Gardeners, It’s Time to Start Your Seeds
El inglés es el idioma de control de esta página. En la medida en que haya algún conflicto entre la traducción al inglés y la traducción, el inglés prevalece.
Al hacer clic en el enlace de traducción se activa un servicio de traducción gratuito para convertir la página al español. Al igual que con cualquier traducción por Internet, la conversión no es sensible al contexto y puede que no traduzca el texto en su significado original. NC State Extension no garantiza la exactitud del texto traducido. Por favor, tenga en cuenta que algunas aplicaciones y/o servicios pueden no funcionar como se espera cuando se traducen.
English is the controlling language of this page. To the extent there is any conflict between the English text and the translation, English controls.
Clicking on the translation link activates a free translation service to convert the page to Spanish. As with any Internet translation, the conversion is not context-sensitive and may not translate the text to its original meaning. NC State Extension does not guarantee the accuracy of the translated text. Please note that some applications and/or services may not function as expected when translated.Collapse ▲
It’s that time of year when the seed catalogs start arriving in the mail. The glossy photos of veggies and flowers spill from the pages while you glance out the window at gray skies and bare branches. But to make the transition from drab beds to beautiful vegetables and flowers requires one of three things: Either buy plants from your local garden center, buy seed packets there, or place your orders from one or more of the catalogs (or their online shopping sites).
Starting plants from seeds has several advantages:
- You get exactly the variety you want, which may not be available at the store.
- You get a head start on your gardening calendar so that your seedlings will be ready to transplant and grow outside at the proper time.*
- You control the growing conditions that your seeds will require to germinate, develop into healthy seedlings and be ready for transplanting. Regrettably, some garden center plants come home with diseases and pests.
However there are some challenges that confront the gardener:
- Seeds have different conditions that must be met if seeds are going to sprout and grow. It is imperative that you follow closely the seed packet instructions.
- Some calculations are required to assure that the seeds are planted at the right time to then be transplanted later into the garden plot.*
- You must be vigilant in checking often to see that the seeds and then seedlings are doing okay: Make sure the soil stays moist, not wet and that the pots have good air circulation, proper temperatures and plenty of light.
- Unlike established outdoor plants, seedlings are tender and must be gradually introduced into full sun, wind and perhaps chilly air. This is called “hardening off.” Offer them increasing exposure to these elements each day over a period of a week.
- You must make every effort to see that your young seedlings do not succumb to “damping off.” This dreaded disease is actually a collection of fungal diseases that attack young seedlings with deadly results. Tender stems brown and wither and tops topple over. There is no cure, but you can take some steps to reduce the likelihood that this will happen.
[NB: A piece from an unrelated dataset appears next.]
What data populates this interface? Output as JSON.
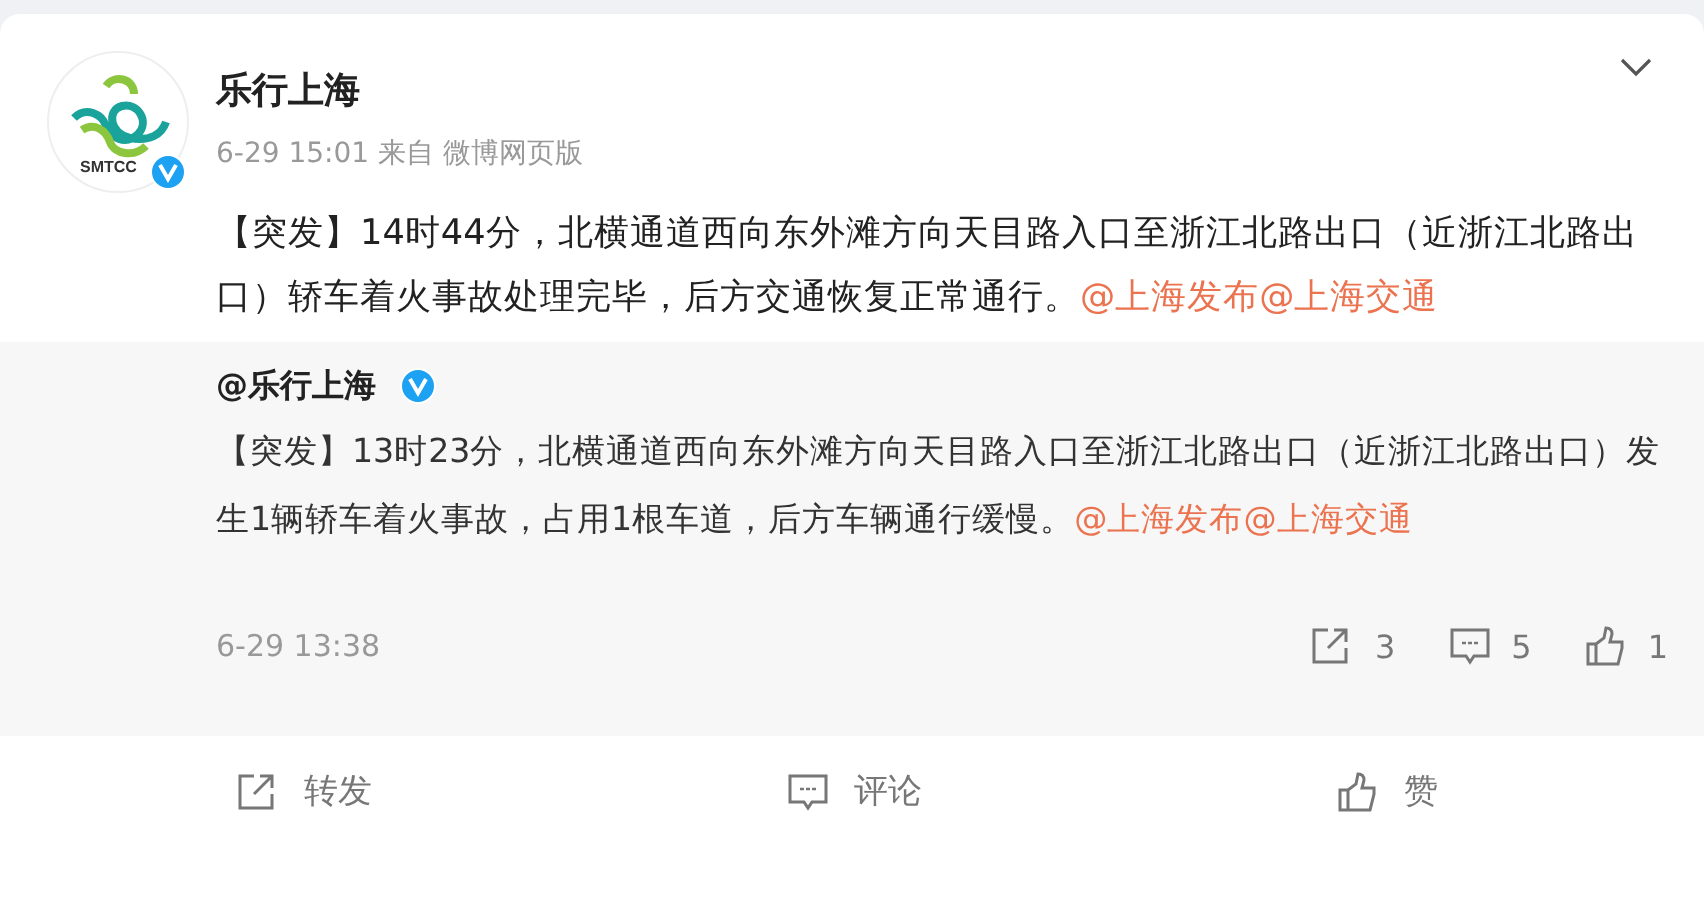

- Use sterile potting soil. Do not use garden soil!
- Avoid over-watering especially when done on the soil surface.
- Provide good air circulation.
- Sprinkle dry soil and/or cinnamon on the surface next to the seedling stems to further protect against damping off.
To start your seeds, you will need:
- Sterile potting soil
- Small pots or trays with dividers
- A dibble or small straight stick to poke holes in the soil for your seeds to lodge in
- A watering can or source for adding chemical-free water to the tray bottom
- Plant markers
Optional items include: a warming pad or tray to maintain a warm germination environment, and a grow light if starting in a low-light area.
NOTE: Seedlings do not need fertilizing until they have grown into young plants with their first true leaves. Seedlings are delicate and should be handled by gently grasping their tops, not their stems, when transplanting.
So, happy seed growing. You’ll thrill watching your babies grow and later start producing for you!
Master Gardener℠ volunteer
* Visit this link for “Central North Carolina Planting Calendar for Annual Vegetables, Fruits, and Herbs.” or you can pick one up at N.C. Cooperative Extension, Scotland County Center 231 E. Cronly St., Suite 800 Laurinburg, NC 28352 910-277-2422.